Would you restate the data exactly as given?
== Material to process ==
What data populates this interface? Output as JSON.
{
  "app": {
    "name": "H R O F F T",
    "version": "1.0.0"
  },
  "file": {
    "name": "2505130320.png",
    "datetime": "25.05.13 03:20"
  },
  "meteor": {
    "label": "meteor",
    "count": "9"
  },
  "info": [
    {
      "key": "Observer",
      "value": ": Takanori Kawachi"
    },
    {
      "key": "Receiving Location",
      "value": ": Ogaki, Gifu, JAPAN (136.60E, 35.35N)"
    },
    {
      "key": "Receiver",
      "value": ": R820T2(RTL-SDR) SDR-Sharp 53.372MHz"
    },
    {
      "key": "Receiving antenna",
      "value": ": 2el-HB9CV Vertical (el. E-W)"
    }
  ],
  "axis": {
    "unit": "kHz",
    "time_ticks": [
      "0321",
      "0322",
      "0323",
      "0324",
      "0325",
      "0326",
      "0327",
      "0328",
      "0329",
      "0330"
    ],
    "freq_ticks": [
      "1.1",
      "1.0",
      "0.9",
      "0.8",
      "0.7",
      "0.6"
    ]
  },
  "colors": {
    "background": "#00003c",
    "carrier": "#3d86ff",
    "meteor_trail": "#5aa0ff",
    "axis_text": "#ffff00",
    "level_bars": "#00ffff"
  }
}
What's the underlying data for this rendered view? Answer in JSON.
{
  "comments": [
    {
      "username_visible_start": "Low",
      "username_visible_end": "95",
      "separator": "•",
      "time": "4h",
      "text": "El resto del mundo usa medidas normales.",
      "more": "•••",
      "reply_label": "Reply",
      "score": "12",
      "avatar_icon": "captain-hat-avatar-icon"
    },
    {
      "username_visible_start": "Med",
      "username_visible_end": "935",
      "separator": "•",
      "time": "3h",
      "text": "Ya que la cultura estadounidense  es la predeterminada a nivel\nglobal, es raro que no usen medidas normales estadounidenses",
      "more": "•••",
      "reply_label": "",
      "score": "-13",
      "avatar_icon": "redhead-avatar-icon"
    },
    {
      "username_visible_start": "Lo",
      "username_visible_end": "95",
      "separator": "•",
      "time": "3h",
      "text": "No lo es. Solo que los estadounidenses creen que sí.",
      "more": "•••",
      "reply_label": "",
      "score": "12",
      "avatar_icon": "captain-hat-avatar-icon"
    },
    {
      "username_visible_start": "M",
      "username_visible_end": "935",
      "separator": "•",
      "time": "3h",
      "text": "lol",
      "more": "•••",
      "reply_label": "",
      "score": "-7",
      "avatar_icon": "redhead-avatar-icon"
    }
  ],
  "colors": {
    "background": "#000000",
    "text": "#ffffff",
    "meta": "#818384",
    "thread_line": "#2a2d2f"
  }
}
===
Exercise output:
What data populates this interface? Output as JSON.
{
  "app": {
    "name": "H R O F F T",
    "version": "1.0.0"
  },
  "file": {
    "name": "2505130320.png",
    "datetime": "25.05.13 03:20"
  },
  "meteor": {
    "label": "meteor",
    "count": "9"
  },
  "info": [
    {
      "key": "Observer",
      "value": ": Takanori Kawachi"
    },
    {
      "key": "Receiving Location",
      "value": ": Ogaki, Gifu, JAPAN (136.60E, 35.35N)"
    },
    {
      "key": "Receiver",
      "value": ": R820T2(RTL-SDR) SDR-Sharp 53.372MHz"
    },
    {
      "key": "Receiving antenna",
      "value": ": 2el-HB9CV Vertical (el. E-W)"
    }
  ],
  "axis": {
    "unit": "kHz",
    "time_ticks": [
      "0321",
      "0322",
      "0323",
      "0324",
      "0325",
      "0326",
      "0327",
      "0328",
      "0329",
      "0330"
    ],
    "freq_ticks": [
      "1.1",
      "1.0",
      "0.9",
      "0.8",
      "0.7",
      "0.6"
    ]
  },
  "colors": {
    "background": "#00003c",
    "carrier": "#3d86ff",
    "meteor_trail": "#5aa0ff",
    "axis_text": "#ffff00",
    "level_bars": "#00ffff"
  }
}
What's the underlying data for this rendered view? Answer in JSON.
{
  "comments": [
    {
      "username_visible_start": "Low",
      "username_visible_end": "95",
      "separator": "•",
      "time": "4h",
      "text": "El resto del mundo usa medidas normales.",
      "more": "•••",
      "reply_label": "Reply",
      "score": "12",
      "avatar_icon": "captain-hat-avatar-icon"
    },
    {
      "username_visible_start": "Med",
      "username_visible_end": "935",
      "separator": "•",
      "time": "3h",
      "text": "Ya que la cultura estadounidense  es la predeterminada a nivel\nglobal, es raro que no usen medidas normales estadounidenses",
      "more": "•••",
      "reply_label": "",
      "score": "-13",
      "avatar_icon": "redhead-avatar-icon"
    },
    {
      "username_visible_start": "Lo",
      "username_visible_end": "95",
      "separator": "•",
      "time": "3h",
      "text": "No lo es. Solo que los estadounidenses creen que sí.",
      "more": "•••",
      "reply_label": "",
      "score": "12",
      "avatar_icon": "captain-hat-avatar-icon"
    },
    {
      "username_visible_start": "M",
      "username_visible_end": "935",
      "separator": "•",
      "time": "3h",
      "text": "lol",
      "more": "•••",
      "reply_label": "",
      "score": "-7",
      "avatar_icon": "redhead-avatar-icon"
    }
  ],
  "colors": {
    "background": "#000000",
    "text": "#ffffff",
    "meta": "#818384",
    "thread_line": "#2a2d2f"
  }
}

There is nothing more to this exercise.